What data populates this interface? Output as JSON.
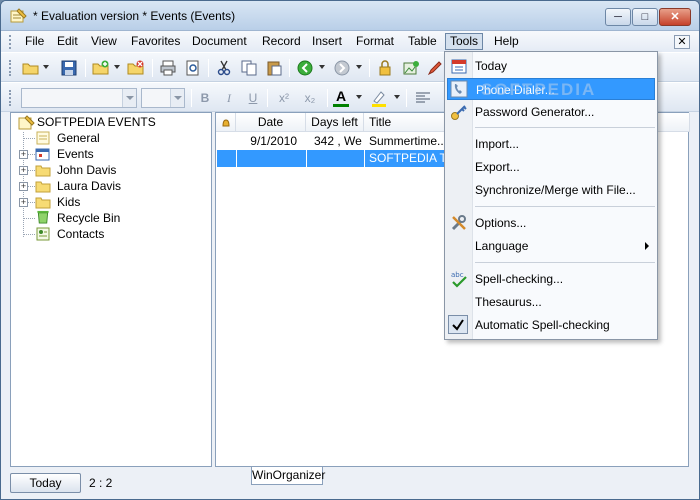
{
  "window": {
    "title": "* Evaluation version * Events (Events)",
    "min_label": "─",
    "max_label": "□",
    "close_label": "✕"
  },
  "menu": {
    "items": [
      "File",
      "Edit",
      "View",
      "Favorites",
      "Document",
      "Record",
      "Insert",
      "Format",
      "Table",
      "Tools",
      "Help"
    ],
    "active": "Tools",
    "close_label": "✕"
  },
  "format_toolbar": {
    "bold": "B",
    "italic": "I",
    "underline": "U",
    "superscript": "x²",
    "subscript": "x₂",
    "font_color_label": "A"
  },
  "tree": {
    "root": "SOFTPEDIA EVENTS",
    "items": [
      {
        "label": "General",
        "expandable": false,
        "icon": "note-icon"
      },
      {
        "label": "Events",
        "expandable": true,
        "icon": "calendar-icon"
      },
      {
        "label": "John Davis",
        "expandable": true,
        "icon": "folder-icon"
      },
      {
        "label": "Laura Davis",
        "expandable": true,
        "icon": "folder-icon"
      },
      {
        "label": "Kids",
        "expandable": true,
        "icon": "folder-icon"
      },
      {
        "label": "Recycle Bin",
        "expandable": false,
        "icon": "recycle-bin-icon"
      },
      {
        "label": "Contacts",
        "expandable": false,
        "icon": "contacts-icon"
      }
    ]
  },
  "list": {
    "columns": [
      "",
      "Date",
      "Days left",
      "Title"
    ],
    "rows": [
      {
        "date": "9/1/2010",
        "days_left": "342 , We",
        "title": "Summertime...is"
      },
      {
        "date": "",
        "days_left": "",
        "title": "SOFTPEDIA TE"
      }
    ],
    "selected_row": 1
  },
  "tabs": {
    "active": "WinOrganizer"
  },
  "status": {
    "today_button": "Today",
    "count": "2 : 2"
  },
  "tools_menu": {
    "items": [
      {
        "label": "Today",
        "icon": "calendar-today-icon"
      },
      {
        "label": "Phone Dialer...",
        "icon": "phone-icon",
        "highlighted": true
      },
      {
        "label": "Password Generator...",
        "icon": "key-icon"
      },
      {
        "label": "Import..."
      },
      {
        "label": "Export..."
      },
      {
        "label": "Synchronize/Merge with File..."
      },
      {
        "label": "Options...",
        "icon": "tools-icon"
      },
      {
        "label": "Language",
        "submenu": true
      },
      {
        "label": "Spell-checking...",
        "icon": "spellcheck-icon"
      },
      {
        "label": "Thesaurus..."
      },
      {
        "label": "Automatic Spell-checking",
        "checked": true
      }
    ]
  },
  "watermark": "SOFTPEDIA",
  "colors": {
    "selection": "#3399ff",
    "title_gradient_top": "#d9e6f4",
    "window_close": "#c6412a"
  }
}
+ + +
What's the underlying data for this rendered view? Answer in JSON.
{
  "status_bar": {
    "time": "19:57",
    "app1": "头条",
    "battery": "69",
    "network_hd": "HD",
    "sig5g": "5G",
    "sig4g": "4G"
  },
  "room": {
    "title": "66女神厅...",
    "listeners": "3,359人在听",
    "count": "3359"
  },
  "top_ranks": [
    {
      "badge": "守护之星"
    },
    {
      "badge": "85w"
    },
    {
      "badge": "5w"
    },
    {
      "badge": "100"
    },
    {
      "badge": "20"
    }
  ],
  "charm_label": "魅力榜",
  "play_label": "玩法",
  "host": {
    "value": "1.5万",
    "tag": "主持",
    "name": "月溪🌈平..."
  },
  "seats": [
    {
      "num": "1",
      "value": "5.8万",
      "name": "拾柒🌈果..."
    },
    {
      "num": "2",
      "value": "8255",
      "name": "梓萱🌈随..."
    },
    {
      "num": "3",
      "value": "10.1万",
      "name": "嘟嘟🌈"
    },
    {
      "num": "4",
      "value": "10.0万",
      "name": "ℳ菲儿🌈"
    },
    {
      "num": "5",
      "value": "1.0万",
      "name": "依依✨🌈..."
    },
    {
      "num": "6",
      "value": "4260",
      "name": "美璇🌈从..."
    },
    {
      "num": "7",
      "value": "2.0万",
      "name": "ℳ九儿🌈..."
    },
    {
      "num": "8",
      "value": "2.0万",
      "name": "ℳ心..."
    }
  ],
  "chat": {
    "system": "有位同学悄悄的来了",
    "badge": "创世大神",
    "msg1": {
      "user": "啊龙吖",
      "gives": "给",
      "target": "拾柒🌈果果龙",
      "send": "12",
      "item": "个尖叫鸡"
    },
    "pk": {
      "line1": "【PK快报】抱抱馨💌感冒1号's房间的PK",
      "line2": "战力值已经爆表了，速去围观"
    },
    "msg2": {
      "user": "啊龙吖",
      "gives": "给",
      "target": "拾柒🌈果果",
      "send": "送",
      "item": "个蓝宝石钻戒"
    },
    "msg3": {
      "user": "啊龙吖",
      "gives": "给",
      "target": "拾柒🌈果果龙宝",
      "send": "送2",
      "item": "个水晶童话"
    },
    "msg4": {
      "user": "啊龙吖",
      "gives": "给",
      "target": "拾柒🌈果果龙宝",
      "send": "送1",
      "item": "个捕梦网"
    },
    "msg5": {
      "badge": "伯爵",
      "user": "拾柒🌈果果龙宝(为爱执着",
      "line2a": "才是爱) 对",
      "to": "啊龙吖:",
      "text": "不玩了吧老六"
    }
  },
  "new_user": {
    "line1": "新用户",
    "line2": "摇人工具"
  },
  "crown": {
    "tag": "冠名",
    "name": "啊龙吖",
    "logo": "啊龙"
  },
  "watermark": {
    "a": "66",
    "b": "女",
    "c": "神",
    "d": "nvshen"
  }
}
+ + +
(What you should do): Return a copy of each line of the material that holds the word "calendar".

(Task answer):
        "icon": "calendar-icon"
        "icon": "calendar-today-icon"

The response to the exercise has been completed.